Provided data: Begin

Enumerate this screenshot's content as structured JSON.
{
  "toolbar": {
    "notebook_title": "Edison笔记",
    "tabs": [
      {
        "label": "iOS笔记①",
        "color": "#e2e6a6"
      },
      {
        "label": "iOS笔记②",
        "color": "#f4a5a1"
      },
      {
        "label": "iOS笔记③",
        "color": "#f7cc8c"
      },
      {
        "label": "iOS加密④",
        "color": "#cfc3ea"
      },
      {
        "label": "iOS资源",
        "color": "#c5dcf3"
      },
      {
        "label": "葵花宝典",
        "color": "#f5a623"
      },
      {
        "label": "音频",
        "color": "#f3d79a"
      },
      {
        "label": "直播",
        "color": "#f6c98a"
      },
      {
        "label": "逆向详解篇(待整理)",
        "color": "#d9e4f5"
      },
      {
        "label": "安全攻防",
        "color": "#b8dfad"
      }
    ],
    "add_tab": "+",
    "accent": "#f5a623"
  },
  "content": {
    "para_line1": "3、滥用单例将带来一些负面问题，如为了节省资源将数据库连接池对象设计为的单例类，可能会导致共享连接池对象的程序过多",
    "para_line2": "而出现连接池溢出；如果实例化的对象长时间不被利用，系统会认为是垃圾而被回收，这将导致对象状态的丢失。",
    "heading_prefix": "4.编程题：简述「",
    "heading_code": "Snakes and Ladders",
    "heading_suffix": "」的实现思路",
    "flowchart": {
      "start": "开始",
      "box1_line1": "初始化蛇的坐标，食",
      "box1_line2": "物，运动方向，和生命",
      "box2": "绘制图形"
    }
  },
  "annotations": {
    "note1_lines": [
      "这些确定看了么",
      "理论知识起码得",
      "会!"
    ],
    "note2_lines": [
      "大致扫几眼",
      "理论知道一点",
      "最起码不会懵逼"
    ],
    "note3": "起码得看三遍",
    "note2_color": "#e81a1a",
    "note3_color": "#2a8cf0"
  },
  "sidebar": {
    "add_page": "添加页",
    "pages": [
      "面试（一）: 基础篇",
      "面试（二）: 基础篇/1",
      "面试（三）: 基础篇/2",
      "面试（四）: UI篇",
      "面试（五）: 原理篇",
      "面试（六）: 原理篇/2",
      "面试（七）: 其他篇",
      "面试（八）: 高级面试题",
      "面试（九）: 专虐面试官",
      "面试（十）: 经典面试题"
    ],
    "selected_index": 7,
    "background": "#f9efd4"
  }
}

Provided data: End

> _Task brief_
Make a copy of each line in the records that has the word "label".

> _Solution to the problem_
        "label": "iOS笔记①",
        "label": "iOS笔记②",
        "label": "iOS笔记③",
        "label": "iOS加密④",
        "label": "iOS资源",
        "label": "葵花宝典",
        "label": "音频",
        "label": "直播",
        "label": "逆向详解篇(待整理)",
        "label": "安全攻防",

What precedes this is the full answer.